With news of Google’s plans to create its own tablet, the company is hoping to even out the odds a bit, as Appolicious Advisor Phil Hornshaw pointed out earlier. The search giant will likely leverage Samsung or Asus (what about Motorola?) to manufacturer the Google tablet. But it will take more than just another tablet to tip the scales in Android’s favor, as this mobile OS still struggles with fragmented version rollouts and an ecosystem that’s still pulling itself together.
A Google tablet won’t fix Android fragmentation
Android’s tablet market has already seen a slew of releases from various OEMs like Samsung and even Dell. But as Google seeks the best fit for tablet-ready software, including Honeycomb and Ice Cream Sandwich, manufacturers and developers alike are faced with a dizzying infrastructure laced with optimization requirements across versions and devices. It’s a crowded market for Android devices in general, and throwing more tablets on the pile won’t necessarily solve the issue.
A possible benefit for Google driving its own tablet efforts is that it could focus its hardware and software initiatives into a single device. Google knows what it wants from Android, and it may have to release its own product to prove that point.
This semblance of market consolidation is something I’ve mentioned time and again, and though Google often denies any goals around hard-lined compression (i.e. not taking full advantage of its Motorola acquisition to develop its own line of products), the real story seems to be unfolding in a different way. A Google tablet, for example, would represent a necessary aspect of a company that should have better control of its own operating system.
Google’s opportunity to compete with the iPad
And this is where Google’s extended ecosystem also contributes to their market consolidation, especially under the leadership of re-instated CEO Larry Page. He’s already trimmed the fat on the experimental projects like Knol and Wave that Google’s launched over the years, compacting the company initiatives under a more unified motif.
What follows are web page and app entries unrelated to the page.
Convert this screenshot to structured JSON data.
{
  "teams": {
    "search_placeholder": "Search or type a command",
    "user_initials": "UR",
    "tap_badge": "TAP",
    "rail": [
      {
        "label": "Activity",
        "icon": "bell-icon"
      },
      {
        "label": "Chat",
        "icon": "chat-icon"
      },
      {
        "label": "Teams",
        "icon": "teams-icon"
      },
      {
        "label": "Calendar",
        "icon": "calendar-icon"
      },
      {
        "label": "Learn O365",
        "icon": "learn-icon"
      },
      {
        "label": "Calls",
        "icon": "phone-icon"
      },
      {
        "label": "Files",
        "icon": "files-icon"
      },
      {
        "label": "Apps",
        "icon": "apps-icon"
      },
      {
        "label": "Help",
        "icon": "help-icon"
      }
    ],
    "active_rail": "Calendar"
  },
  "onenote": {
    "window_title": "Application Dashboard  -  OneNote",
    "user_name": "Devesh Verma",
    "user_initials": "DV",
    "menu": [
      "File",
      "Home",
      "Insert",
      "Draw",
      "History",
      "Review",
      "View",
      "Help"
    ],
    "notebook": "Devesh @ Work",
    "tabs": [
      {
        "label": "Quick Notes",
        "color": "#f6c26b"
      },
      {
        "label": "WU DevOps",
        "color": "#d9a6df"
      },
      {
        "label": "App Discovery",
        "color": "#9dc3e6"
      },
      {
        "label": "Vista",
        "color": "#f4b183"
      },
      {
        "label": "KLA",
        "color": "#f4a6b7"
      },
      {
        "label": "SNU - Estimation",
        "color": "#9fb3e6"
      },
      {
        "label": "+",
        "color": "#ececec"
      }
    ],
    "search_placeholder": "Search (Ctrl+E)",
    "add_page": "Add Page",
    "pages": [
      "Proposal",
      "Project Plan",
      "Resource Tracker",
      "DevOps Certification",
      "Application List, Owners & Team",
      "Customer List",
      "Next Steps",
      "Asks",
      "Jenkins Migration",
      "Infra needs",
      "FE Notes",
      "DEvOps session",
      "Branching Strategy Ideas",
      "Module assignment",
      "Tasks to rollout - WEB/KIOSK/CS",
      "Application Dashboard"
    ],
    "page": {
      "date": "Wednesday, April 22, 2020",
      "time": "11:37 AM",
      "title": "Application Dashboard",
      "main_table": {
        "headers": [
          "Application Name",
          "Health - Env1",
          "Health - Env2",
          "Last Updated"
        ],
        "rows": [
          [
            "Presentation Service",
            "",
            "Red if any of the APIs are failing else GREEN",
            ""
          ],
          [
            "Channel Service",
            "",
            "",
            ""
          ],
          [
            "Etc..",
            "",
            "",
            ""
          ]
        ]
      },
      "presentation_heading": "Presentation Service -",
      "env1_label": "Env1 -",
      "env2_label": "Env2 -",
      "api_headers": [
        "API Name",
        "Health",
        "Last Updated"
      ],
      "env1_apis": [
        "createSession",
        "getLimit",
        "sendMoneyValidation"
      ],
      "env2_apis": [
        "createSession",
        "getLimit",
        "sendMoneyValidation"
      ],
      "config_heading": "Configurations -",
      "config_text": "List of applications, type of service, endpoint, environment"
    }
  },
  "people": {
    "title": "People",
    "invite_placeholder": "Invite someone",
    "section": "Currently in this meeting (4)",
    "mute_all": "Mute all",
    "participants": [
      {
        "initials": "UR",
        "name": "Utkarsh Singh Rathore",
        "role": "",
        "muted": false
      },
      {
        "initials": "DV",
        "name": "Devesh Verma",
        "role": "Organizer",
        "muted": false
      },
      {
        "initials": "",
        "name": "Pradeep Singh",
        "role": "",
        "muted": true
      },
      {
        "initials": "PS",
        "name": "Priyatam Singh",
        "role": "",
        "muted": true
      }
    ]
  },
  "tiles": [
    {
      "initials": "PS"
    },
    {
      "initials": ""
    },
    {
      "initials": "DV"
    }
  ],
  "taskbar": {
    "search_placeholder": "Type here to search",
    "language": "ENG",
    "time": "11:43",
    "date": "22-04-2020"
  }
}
Search, social and mobile are key drivers for Google, and they all come together under Android’s hood.
The battle for the tablet market transcends the devices themselves and spills into the extended marketplace, where the iPad has iTunes, iBooks and iCloud. Google’s pooling its efforts around the re-branded Play Store, with Google+ and Google Docs playing their own roles. Google is also rumored to be working on a cloud storage and file-sharing system called GDrive, which would also require mobile access and Android integration in the long run.
Details on Google’s tablet remain sparse, and there’s no telling how much Apple should worry over its iPad’s market position. But this is Google’s grand opportunity to offer a true competitor to the iPad, combining a device with surrounding services that appeal to consumers operationally as well as on price. This has been Android’s winning combination for the smartphone market, and could impact the tablet sector as well.